The Story of Strong Love for Jesus
“Poppy, when I grow up, I wanna be a dictionary!”
It’s mid-afternoon and he, Jim Moye Sr., affectionately labeled Poppy, sits with his wife Sarah Moye on the elevated back glass porch of their 60’s ranch-style home, situated in a cozy neighborhood in the heart of Atlanta. The sliding glass door leading onto the porch whooshes open as Rachel Moye, a precocious, ball of energy, now in her third year, runs over the threshold and into her grandfather’s lap, proclaiming that puzzling exclamation: “Poppy when I grow up, I wanna be a dictionary!”
The ever steady and analytical Jim Moye looks to Rachel and calmly inquires, “Rachel, what is a dictionary?”
“Poppy, you know. Those people who get on boats and go across the sea to tell people about Jesus!”
Jim, realizing the mistake, lets out a warm and hearty laugh, “Rachel, you mean a missionary!”
Rachel thinks for a minute then exclaims, “Oh, yes, a missionary!”
Fast forward four years:
Rachel, now seven, spends a relaxing Saturday morning with her grandparents. She lays on the family room floor with Mama Sarah sitting next to her, as the two casually dress up a few of Mama Sarah’s old Barbie dolls. As Jim looks on, a question comes into his mind, a question of whether or not his granddaughter still desires to become a missionary, or, if perhaps with time, her aspirations have changed. He turns to Rachel and asks, “Rachel, what do you want to be when you grow up?”
Rachels head snaps up as she quickly retorts, “I know what you want me to be.”
“You want me to be a Christian.”
Slightly taken aback, Jim allows a moment to pass and then two, before he finally responds, “Rachel, I gotta think about that one. I’ll get back to you this afternoon.”
Rachel goes back to playing with the dolls as though nothing had ever happened, but Jim cannot take his mind off the implications of Rachel’s gut reaction response. He begins to pray and he prays through the morning before he meets with Rachel in the afternoon.

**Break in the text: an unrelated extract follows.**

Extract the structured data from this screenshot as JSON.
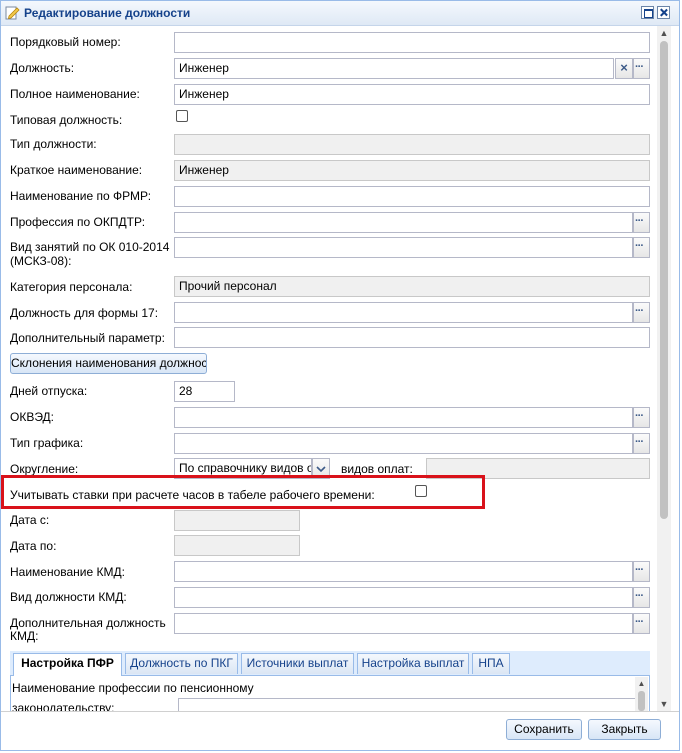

“Rachel, let me tell you what I want for you.” he says, “Christianity can be a mile wide and an inch deep. You can go all the way from one end of the spectrum to where you only profess to be a Christian all the way to the other end which is a deep relationship with the Lord. You can consider yourself a Christian and be all over that spectrum, so I’m not gonna tell you that’s what I want for you. I’m not gonna put that pressure on you, but I’ll tell you what I will do. I’m gonna pray with everything in me, that God will do whatever’s necessary in your life, to give you a strong love for Jesus because that is the most important thing. Everything hinges on that one thing, whether or not you have a strong love for Jesus.”
“Okay Poppy,” Rachel replies absentmindedly as she pops a frozen york mint into her mouth and scrambles off.
Clearly, at that age, she doesn’t understand the wisdom and power behind that prayer for her life, but Jim understands. He understands that the most important thing you can do for someone is pray they develop a strong love for Jesus and he understands this truth not because he saw it in a book or a magazine, not because he heard it in a sermon on the radio, and not even because he read it in the breathed word of God, the Holy Bible. No, Jim Moye understands this truth because he’s lived it. He’s lived through every point on that spectrum, from professing to be a Christian, yet having nothing to do with Christ all the way to having a deep, intimate relationship with his personal savior. He knows the joy of walking closely with Jesus and he knows the emptiness of a life without Him at the center, so when he prays that prayer, he prays from experience.